Matt Stevens has ditched the headgear and thrown away the white bootlaces he has used since his early teens. "No more superstitions, no more crutches," he announced, decisively. If, as widely expected, he resumes his England career against Wales at Twickenham on Saturday– his last international appearance was against the All Blacks in the autumn of 2008, a month or so before the positive test for cocaine abuse that earned him a two-year ban from the sport – he will take the field as a new man: more grounded, better balanced, infinitely happier.

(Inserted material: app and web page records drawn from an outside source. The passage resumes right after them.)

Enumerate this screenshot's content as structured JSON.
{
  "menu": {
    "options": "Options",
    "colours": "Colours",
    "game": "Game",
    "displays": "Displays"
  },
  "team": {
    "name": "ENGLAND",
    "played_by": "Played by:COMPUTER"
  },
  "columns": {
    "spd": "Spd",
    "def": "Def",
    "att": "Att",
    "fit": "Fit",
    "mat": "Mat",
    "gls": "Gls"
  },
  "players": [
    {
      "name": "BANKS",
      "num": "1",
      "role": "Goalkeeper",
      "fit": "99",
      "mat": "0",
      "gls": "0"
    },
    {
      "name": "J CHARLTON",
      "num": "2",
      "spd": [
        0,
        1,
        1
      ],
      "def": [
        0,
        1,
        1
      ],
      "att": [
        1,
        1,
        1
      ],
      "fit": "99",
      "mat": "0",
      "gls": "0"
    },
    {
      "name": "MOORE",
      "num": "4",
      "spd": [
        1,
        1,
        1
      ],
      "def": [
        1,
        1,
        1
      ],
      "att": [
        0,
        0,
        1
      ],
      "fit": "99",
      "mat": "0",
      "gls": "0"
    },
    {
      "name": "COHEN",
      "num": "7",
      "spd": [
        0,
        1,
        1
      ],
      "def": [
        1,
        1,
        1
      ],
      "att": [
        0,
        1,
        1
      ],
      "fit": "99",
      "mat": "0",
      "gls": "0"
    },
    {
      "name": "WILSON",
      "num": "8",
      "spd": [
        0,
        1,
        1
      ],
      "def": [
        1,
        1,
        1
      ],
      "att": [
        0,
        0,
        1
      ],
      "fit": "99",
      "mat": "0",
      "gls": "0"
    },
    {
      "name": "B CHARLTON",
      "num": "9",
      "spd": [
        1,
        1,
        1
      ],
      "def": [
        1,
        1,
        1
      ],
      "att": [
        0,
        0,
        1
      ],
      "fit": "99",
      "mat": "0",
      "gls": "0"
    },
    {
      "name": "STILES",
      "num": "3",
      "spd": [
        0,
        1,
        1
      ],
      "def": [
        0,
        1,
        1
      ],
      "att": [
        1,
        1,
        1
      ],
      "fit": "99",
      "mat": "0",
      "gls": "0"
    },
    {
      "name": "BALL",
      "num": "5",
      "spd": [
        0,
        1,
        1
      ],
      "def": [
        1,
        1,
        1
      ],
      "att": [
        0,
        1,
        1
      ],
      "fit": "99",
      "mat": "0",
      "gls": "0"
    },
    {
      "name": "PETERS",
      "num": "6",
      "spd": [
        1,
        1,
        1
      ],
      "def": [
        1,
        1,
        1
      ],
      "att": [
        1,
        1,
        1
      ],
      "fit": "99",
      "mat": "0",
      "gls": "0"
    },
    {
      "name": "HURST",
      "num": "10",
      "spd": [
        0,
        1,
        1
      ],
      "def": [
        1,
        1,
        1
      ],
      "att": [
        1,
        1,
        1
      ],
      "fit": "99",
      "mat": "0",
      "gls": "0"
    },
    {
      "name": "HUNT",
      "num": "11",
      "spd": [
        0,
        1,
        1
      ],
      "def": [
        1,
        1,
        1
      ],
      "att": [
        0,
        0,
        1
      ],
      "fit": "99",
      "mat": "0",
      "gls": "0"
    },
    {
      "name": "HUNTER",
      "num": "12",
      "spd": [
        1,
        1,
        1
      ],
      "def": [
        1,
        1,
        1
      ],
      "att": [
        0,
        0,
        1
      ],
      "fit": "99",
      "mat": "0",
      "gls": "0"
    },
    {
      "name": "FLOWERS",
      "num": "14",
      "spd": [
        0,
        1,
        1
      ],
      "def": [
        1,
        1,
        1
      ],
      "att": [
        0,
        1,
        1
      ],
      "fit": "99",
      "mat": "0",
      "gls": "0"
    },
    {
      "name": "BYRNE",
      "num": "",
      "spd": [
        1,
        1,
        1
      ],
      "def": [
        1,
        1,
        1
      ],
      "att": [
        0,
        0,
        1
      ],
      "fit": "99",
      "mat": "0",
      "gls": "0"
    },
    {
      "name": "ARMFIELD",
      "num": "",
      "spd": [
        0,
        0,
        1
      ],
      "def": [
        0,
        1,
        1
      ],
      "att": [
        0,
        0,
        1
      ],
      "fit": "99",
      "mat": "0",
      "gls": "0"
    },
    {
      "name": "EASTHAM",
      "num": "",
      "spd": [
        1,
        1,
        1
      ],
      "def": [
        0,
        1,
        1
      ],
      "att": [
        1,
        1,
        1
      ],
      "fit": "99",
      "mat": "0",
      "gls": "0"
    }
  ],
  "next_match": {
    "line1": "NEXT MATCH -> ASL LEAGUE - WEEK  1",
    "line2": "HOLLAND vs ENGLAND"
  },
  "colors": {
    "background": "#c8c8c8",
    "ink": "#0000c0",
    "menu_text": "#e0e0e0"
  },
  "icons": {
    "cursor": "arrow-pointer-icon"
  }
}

He has not lost a game – not one, of any kind – since he returned to top-level activity with Saracens midway through last season and helped them to a first Premiership title, but this is not what makes him feel good about himself. "I know what it is to play for England, I understand the honour and the privilege and I want to be part of the World Cup squad," said the South African-born prop. "Given all the circumstances surrounding my comeback, there would be so much to celebrate. But I'm a father now and that puts things in perspective. The World Cup is important, but nowhere near as important as my family."
Stevens is one of seven props still under consideration for next month's tournament, at least two of whom – quite possibly three – will be disappointed, and while his ability to play on both sides of the scrum gives him an obvious advantage, he is fully aware that he is in the thick of a serious scrap for places. "There's been an awful lot of live scrummaging during training and while we're not trying to injure or score egotistical points off each other, we are all pretty desperate to be in the final 30," he said. A strong performance this weekend will help no end.
Martin Johnson, the manager, must be sorely tempted to give his two uncapped backs, the Gloucester wing Charlie Sharples and the Leicester centre Manu Tuilagi, a run against the Welsh. Both men have received glowing mentions in dispatches recently.Reuse content